Some Great Findings and Ideas From Velocity-Based Strength Training
I have been thinking more and more about velocity-based lifting recently as a method of prescribing load and volume for an individual. I have wrote couple of blog posts and article on this topic that you might want to read first:
Estimating 1RM using load-velocity relationship
Velocity Loss as an Indicator of Neuromuscular Fatigue during Resistance Training
Velocity-based strength training: Short Q&A with Mario Marques
Using PowerTool/GymAware: short video and explanation
Does Speed Work work? My response to Mike Tuchscherer’s article. Part 1
Does Speed Work work? My response to Mike Tuchscherer’s article. Part 2

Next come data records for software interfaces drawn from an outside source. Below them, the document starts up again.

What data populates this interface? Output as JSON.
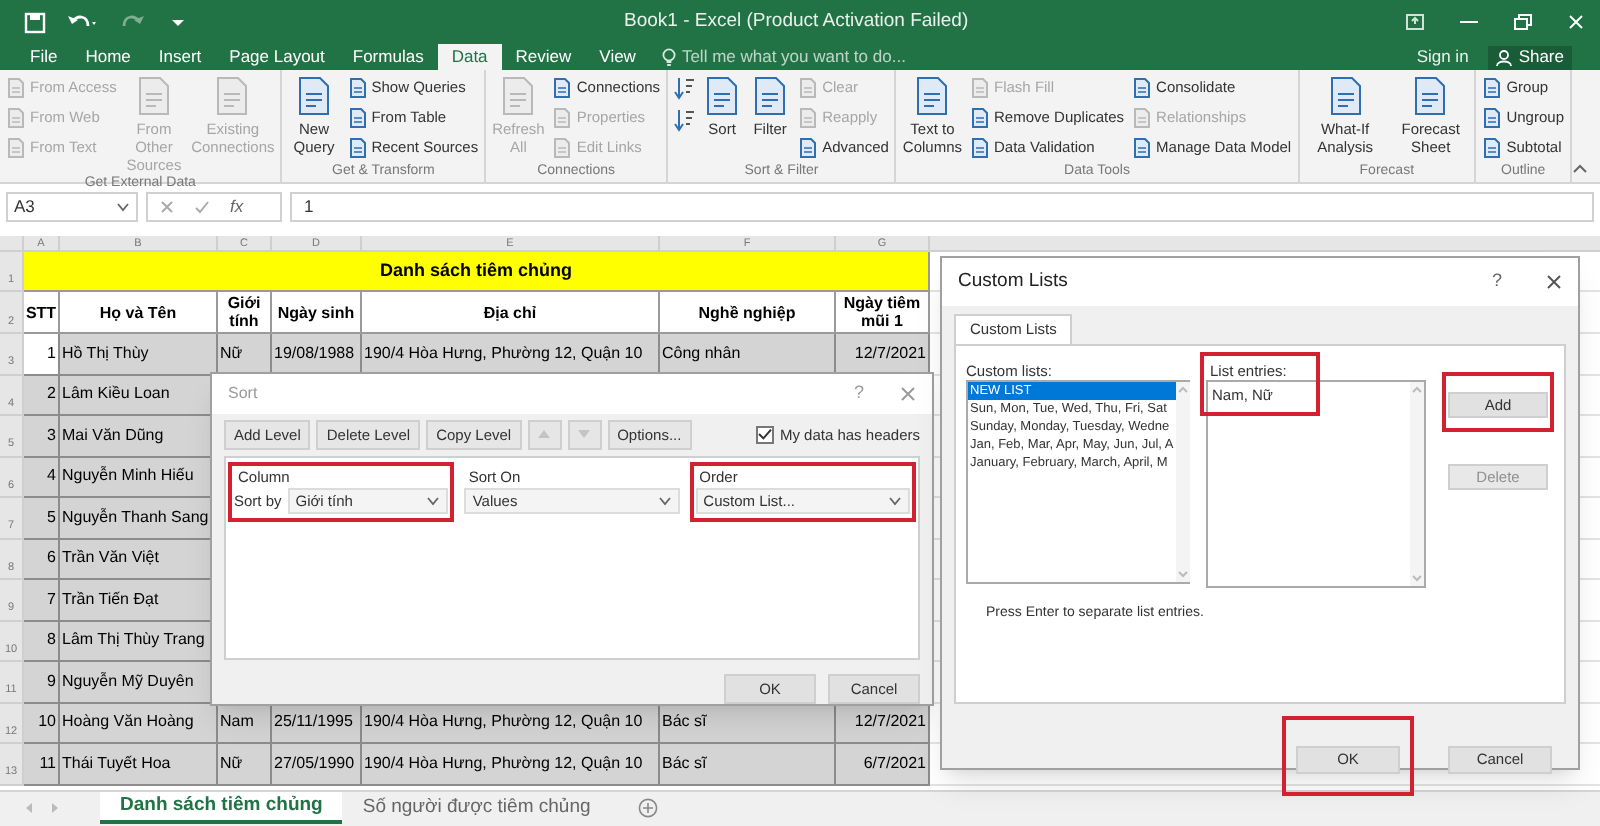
{
  "window": {
    "title": "Book1 - Excel (Product Activation Failed)"
  },
  "quick_access": [
    {
      "kind": "save",
      "disabled": false
    },
    {
      "kind": "undo",
      "disabled": false
    },
    {
      "kind": "redo",
      "disabled": true
    },
    {
      "kind": "customize",
      "disabled": false
    }
  ],
  "tabs": [
    {
      "label": "File",
      "selected": false
    },
    {
      "label": "Home",
      "selected": false
    },
    {
      "label": "Insert",
      "selected": false
    },
    {
      "label": "Page Layout",
      "selected": false
    },
    {
      "label": "Formulas",
      "selected": false
    },
    {
      "label": "Data",
      "selected": true
    },
    {
      "label": "Review",
      "selected": false
    },
    {
      "label": "View",
      "selected": false
    }
  ],
  "tell_me": {
    "placeholder": "Tell me what you want to do..."
  },
  "account": {
    "sign_in": "Sign in",
    "share": "Share"
  },
  "ribbon": {
    "groups": [
      {
        "label": "Get External Data",
        "items": [
          {
            "kind": "small",
            "label": "From Access",
            "disabled": true
          },
          {
            "kind": "small",
            "label": "From Web",
            "disabled": true
          },
          {
            "kind": "small",
            "label": "From Text",
            "disabled": true
          },
          {
            "kind": "large",
            "label": "From Other Sources",
            "disabled": true
          },
          {
            "kind": "large",
            "label": "Existing Connections",
            "disabled": true
          }
        ]
      },
      {
        "label": "Get & Transform",
        "items": [
          {
            "kind": "large",
            "label": "New Query",
            "disabled": false
          },
          {
            "kind": "small",
            "label": "Show Queries",
            "disabled": false
          },
          {
            "kind": "small",
            "label": "From Table",
            "disabled": false
          },
          {
            "kind": "small",
            "label": "Recent Sources",
            "disabled": false
          }
        ]
      },
      {
        "label": "Connections",
        "items": [
          {
            "kind": "large",
            "label": "Refresh All",
            "disabled": true
          },
          {
            "kind": "small",
            "label": "Connections",
            "disabled": false
          },
          {
            "kind": "small",
            "label": "Properties",
            "disabled": true
          },
          {
            "kind": "small",
            "label": "Edit Links",
            "disabled": true
          }
        ]
      },
      {
        "label": "Sort & Filter",
        "items": [
          {
            "kind": "icon",
            "disabled": false
          },
          {
            "kind": "icon",
            "disabled": false
          },
          {
            "kind": "large",
            "label": "Sort",
            "disabled": false
          },
          {
            "kind": "large",
            "label": "Filter",
            "disabled": false
          },
          {
            "kind": "small",
            "label": "Clear",
            "disabled": true
          },
          {
            "kind": "small",
            "label": "Reapply",
            "disabled": true
          },
          {
            "kind": "small",
            "label": "Advanced",
            "disabled": false
          }
        ]
      },
      {
        "label": "Data Tools",
        "items": [
          {
            "kind": "large",
            "label": "Text to Columns",
            "disabled": false
          },
          {
            "kind": "small",
            "label": "Flash Fill",
            "disabled": true
          },
          {
            "kind": "small",
            "label": "Remove Duplicates",
            "disabled": false
          },
          {
            "kind": "small",
            "label": "Data Validation",
            "disabled": false
          },
          {
            "kind": "small",
            "label": "Consolidate",
            "disabled": false
          },
          {
            "kind": "small",
            "label": "Relationships",
            "disabled": true
          },
          {
            "kind": "small",
            "label": "Manage Data Model",
            "disabled": false
          }
        ]
      },
      {
        "label": "Forecast",
        "items": [
          {
            "kind": "large",
            "label": "What-If Analysis",
            "disabled": false
          },
          {
            "kind": "large",
            "label": "Forecast Sheet",
            "disabled": false
          }
        ]
      },
      {
        "label": "Outline",
        "items": [
          {
            "kind": "small",
            "label": "Group",
            "disabled": false
          },
          {
            "kind": "small",
            "label": "Ungroup",
            "disabled": false
          },
          {
            "kind": "small",
            "label": "Subtotal",
            "disabled": false
          }
        ]
      }
    ]
  },
  "formula_bar": {
    "name_box": "A3",
    "function_label": "fx",
    "value": "1"
  },
  "sheet": {
    "columns": [
      "A",
      "B",
      "C",
      "D",
      "E",
      "F",
      "G"
    ],
    "title_row": {
      "number": "1",
      "title": "Danh sách tiêm chủng"
    },
    "header_row": {
      "number": "2",
      "cells": [
        "STT",
        "Họ và Tên",
        "Giới tính",
        "Ngày sinh",
        "Địa chỉ",
        "Nghề nghiệp",
        "Ngày tiêm mũi 1"
      ]
    },
    "rows": [
      {
        "number": "3",
        "active": true,
        "selected": true,
        "cells": [
          "1",
          "Hồ Thị Thùy",
          "Nữ",
          "19/08/1988",
          "190/4 Hòa Hưng, Phường 12, Quận 10",
          "Công nhân",
          "12/7/2021"
        ]
      },
      {
        "number": "4",
        "active": false,
        "selected": true,
        "cells": [
          "2",
          "Lâm Kiều Loan"
        ]
      },
      {
        "number": "5",
        "active": false,
        "selected": true,
        "cells": [
          "3",
          "Mai Văn Dũng"
        ]
      },
      {
        "number": "6",
        "active": false,
        "selected": true,
        "cells": [
          "4",
          "Nguyễn Minh Hiếu"
        ]
      },
      {
        "number": "7",
        "active": false,
        "selected": true,
        "cells": [
          "5",
          "Nguyễn Thanh Sang"
        ]
      },
      {
        "number": "8",
        "active": false,
        "selected": true,
        "cells": [
          "6",
          "Trần Văn Việt"
        ]
      },
      {
        "number": "9",
        "active": false,
        "selected": true,
        "cells": [
          "7",
          "Trần Tiến Đạt"
        ]
      },
      {
        "number": "10",
        "active": false,
        "selected": true,
        "cells": [
          "8",
          "Lâm Thị Thùy Trang"
        ]
      },
      {
        "number": "11",
        "active": false,
        "selected": true,
        "cells": [
          "9",
          "Nguyễn Mỹ Duyên"
        ]
      },
      {
        "number": "12",
        "active": false,
        "selected": true,
        "cells": [
          "10",
          "Hoàng Văn Hoàng",
          "Nam",
          "25/11/1995",
          "190/4 Hòa Hưng, Phường 12, Quận 10",
          "Bác sĩ",
          "12/7/2021"
        ]
      },
      {
        "number": "13",
        "active": false,
        "selected": true,
        "cells": [
          "11",
          "Thái Tuyết Hoa",
          "Nữ",
          "27/05/1990",
          "190/4 Hòa Hưng, Phường 12, Quận 10",
          "Bác sĩ",
          "6/7/2021"
        ]
      }
    ]
  },
  "sheet_tabs": [
    {
      "label": "Danh sách tiêm chủng",
      "selected": true
    },
    {
      "label": "Số người được tiêm chủng",
      "selected": false
    }
  ],
  "sort_dialog": {
    "title": "Sort",
    "help": "?",
    "toolbar": [
      {
        "kind": "text",
        "label": "Add Level",
        "disabled": false
      },
      {
        "kind": "text",
        "label": "Delete Level",
        "disabled": false
      },
      {
        "kind": "text",
        "label": "Copy Level",
        "disabled": false
      },
      {
        "kind": "up",
        "disabled": true
      },
      {
        "kind": "down",
        "disabled": true
      },
      {
        "kind": "text",
        "label": "Options...",
        "disabled": false
      }
    ],
    "headers_checkbox": {
      "label": "My data has headers",
      "checked": true
    },
    "sections": [
      {
        "heading": "Column",
        "label": "Sort by",
        "value": "Giới tính",
        "highlighted": true
      },
      {
        "heading": "Sort On",
        "value": "Values",
        "highlighted": false
      },
      {
        "heading": "Order",
        "value": "Custom List...",
        "highlighted": true
      }
    ],
    "buttons": [
      {
        "label": "OK"
      },
      {
        "label": "Cancel"
      }
    ]
  },
  "custom_lists_dialog": {
    "title": "Custom Lists",
    "help": "?",
    "tabs": [
      {
        "label": "Custom Lists",
        "selected": true
      }
    ],
    "lists_label": "Custom lists:",
    "lists": [
      {
        "label": "NEW LIST",
        "selected": true
      },
      {
        "label": "Sun, Mon, Tue, Wed, Thu, Fri, Sat",
        "selected": false
      },
      {
        "label": "Sunday, Monday, Tuesday, Wedne",
        "selected": false
      },
      {
        "label": "Jan, Feb, Mar, Apr, May, Jun, Jul, A",
        "selected": false
      },
      {
        "label": "January, February, March, April, M",
        "selected": false
      }
    ],
    "entries_label": "List entries:",
    "entries": "Nam, Nữ",
    "entries_highlighted": true,
    "side_buttons": [
      {
        "label": "Add",
        "disabled": false,
        "highlighted": true
      },
      {
        "label": "Delete",
        "disabled": true,
        "highlighted": false
      }
    ],
    "hint": "Press Enter to separate list entries.",
    "buttons": [
      {
        "label": "OK",
        "highlighted": true
      },
      {
        "label": "Cancel",
        "highlighted": false
      }
    ]
  }
}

Is power/speed reading in clean and snatch counterproductive (and other rant)?
Percent-based training vs. Auto-regulatory? Can they be complementary?

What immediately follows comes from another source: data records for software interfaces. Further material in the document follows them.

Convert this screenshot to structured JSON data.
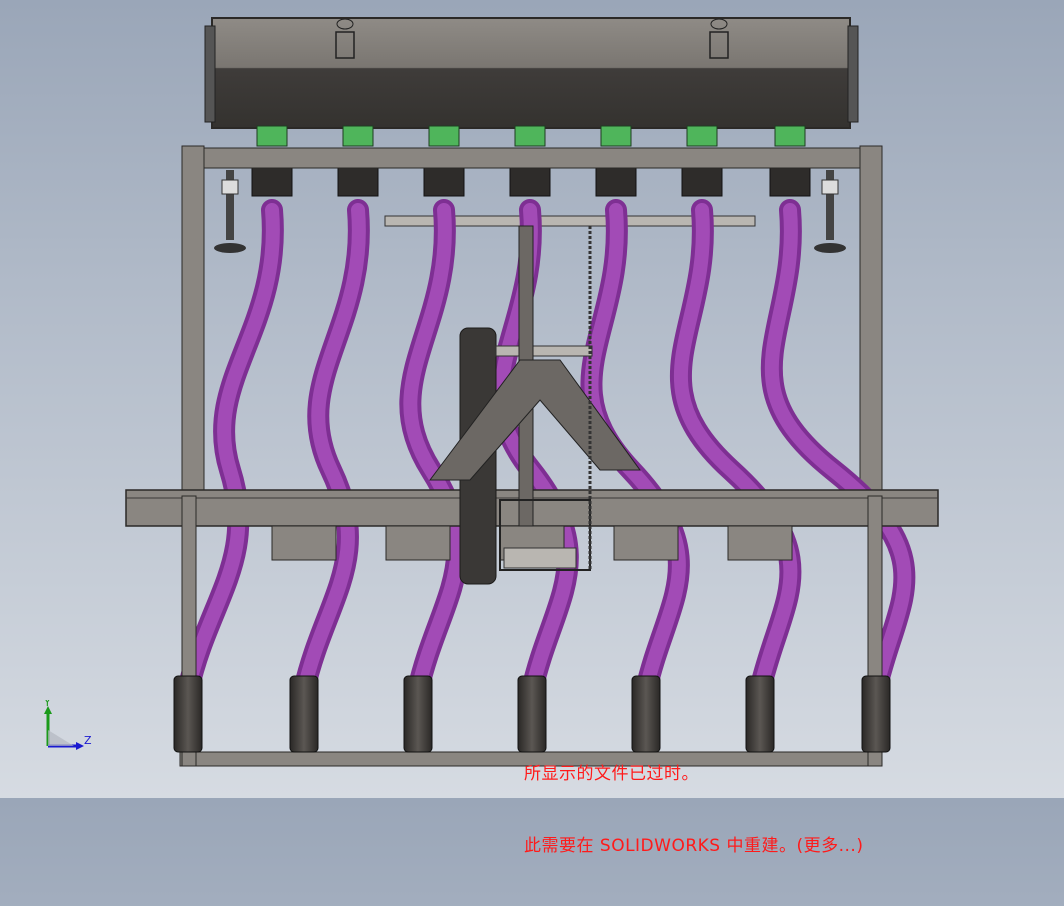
{
  "colors": {
    "frame": "#7e7a75",
    "frame_dark": "#5a5653",
    "hopper": "#6f6b66",
    "tube": "#a24bb6",
    "tube_dark": "#7e2f93",
    "meter": "#4fb55b",
    "warning_text": "#ff1a1a"
  },
  "warning": {
    "line1": "所显示的文件已过时。",
    "line2": "此需要在 SOLIDWORKS 中重建。(更多...)"
  },
  "triad": {
    "y_label": "Y",
    "z_label": "Z"
  }
}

The mentioned links should cover the bases. What I want to do now is to discuss possible applications and some interesting findings.

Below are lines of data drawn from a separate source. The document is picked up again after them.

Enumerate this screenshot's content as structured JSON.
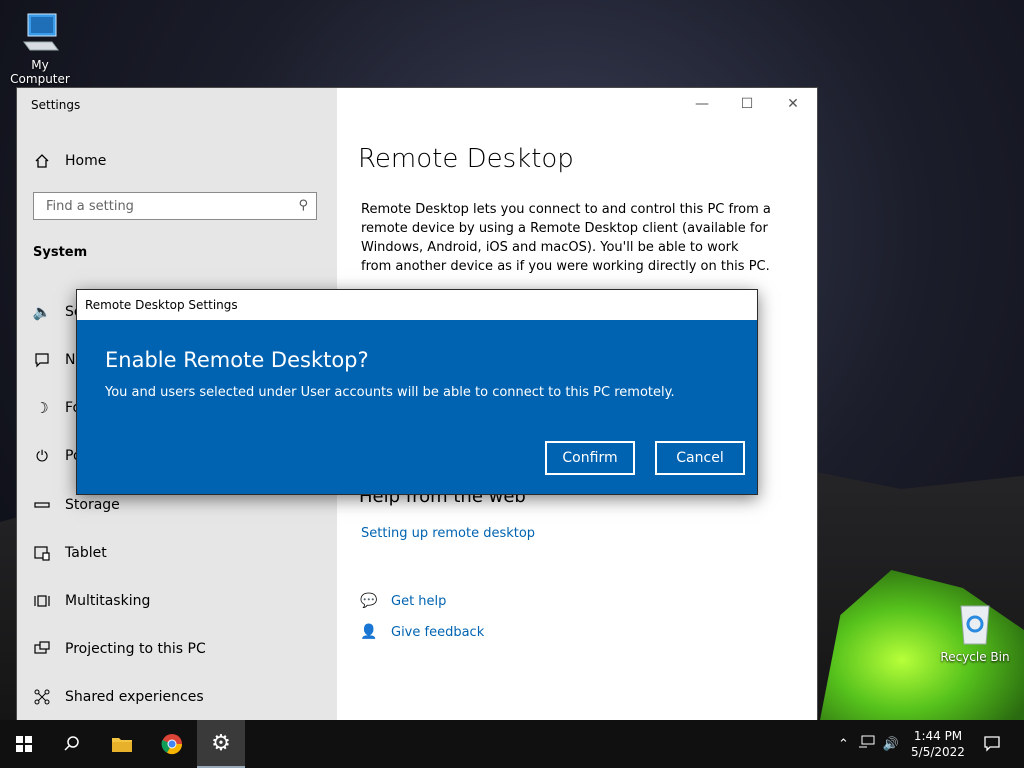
{
  "desktop": {
    "icons": [
      {
        "label": "My Computer",
        "icon": "computer-icon"
      },
      {
        "label": "Recycle Bin",
        "icon": "recycle-bin-icon"
      }
    ]
  },
  "settings": {
    "window_title": "Settings",
    "home_label": "Home",
    "search_placeholder": "Find a setting",
    "section_label": "System",
    "nav_items": [
      {
        "label": "So",
        "icon": "speaker-icon"
      },
      {
        "label": "No",
        "icon": "notification-icon"
      },
      {
        "label": "Fo",
        "icon": "moon-icon"
      },
      {
        "label": "Po",
        "icon": "power-icon"
      },
      {
        "label": "Storage",
        "icon": "storage-icon"
      },
      {
        "label": "Tablet",
        "icon": "tablet-icon"
      },
      {
        "label": "Multitasking",
        "icon": "multitasking-icon"
      },
      {
        "label": "Projecting to this PC",
        "icon": "projecting-icon"
      },
      {
        "label": "Shared experiences",
        "icon": "shared-experiences-icon"
      }
    ],
    "page_title": "Remote Desktop",
    "description": "Remote Desktop lets you connect to and control this PC from a remote device by using a Remote Desktop client (available for Windows, Android, iOS and macOS). You'll be able to work from another device as if you were working directly on this PC.",
    "help_title": "Help from the web",
    "help_link": "Setting up remote desktop",
    "get_help": "Get help",
    "give_feedback": "Give feedback"
  },
  "dialog": {
    "title": "Remote Desktop Settings",
    "heading": "Enable Remote Desktop?",
    "message": "You and users selected under User accounts will be able to connect to this PC remotely.",
    "confirm_label": "Confirm",
    "cancel_label": "Cancel"
  },
  "taskbar": {
    "time": "1:44 PM",
    "date": "5/5/2022"
  },
  "colors": {
    "accent": "#0063b1",
    "link": "#0063b1",
    "sidebar_bg": "#e6e6e6",
    "taskbar_bg": "#101010"
  }
}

I have re-reading great paper by Izquierdo et al. Effect of loading on unintentional lifting velocity declines during single sets of repetitions to failure during upper and lower extremity muscle actions and I came to couple ideas.
What the researchers did is to perform Bench Press and Parallel Squat exercises to failure with 60%, 65%, 70% and 75% of 1RM, while trying to perform each rep as fast as possible.
These graphs are very interesting and I will get back to them, but first I want to convey some of my ‘insights’ using velocity measurement in the gym over the last year and something.
Here is the load-velocity table for my ATG pause back squat and pause bench press I did somewhere in February this year. This is based on the first rep for each load which is usually the fastest.
I we visualize %1RM used in bench press and squat and mean velocity reached, we get the following graph:
What is immediately apparent is that the slope of the curve for bench press is steeper. We can calculate those and we get -1.46 for bench press and -0.89 for squat. In plain language, one tend to lose more speed with increasing loads in bench press than in squat.
Another apparent feature is that velocity at 1RM (we are going to call it MVT – minimal velocity threshold) is lower for the bench press (~0.1 m/s) than for squat (~0.3m/s). We can talk all that why this might be the case – but at the end of day it is not really important. What is important is to remember that there is different MVT for every exercise and that they differ from individual to individual (not much thought).
What might be interesting to find out is weather MVT changes when some improves his 1RM? According to study by González-Badillo and Sánchez-Medina (Movement Velocity as a Measure of Loading Intensity in Resistance Training) it is not changing over time, at least for bench press
This is important for couple of reasons – we can use velocity to prescribe intensity. Even more important is that 1RM might vary from day to day due readiness or normal variability, thus using %1RM might be misleading and not taking into account improvements or decrements in strength. Using velocity might solve this issues, along with being auto-regulatory in nature. Long story short, instead of prescribing 5 reps with 80% 1RM, one might prescribe 5 reps with 0.5m/s starting speed. What is also interesting is that providing immediate feedback might increase motivation, competition, stability of performance and higher improvements – based on the studies by Randell et al. (study1, study2), at least for jump squats – but I believe that this might be true for non-ballistic exercises as well.
Ok – this is what happens to the velocity of the first (best) rep across loads. But what happens to velocity when we repeat sub-max sets to failure? That is also what the study by Izquierdo et al ought to find out.
What we can see from the graphs (see at the beginning of this article) is that the velocity across reps is falling down quicker in the bench press than in squat. I will get back to this soon and why is this important.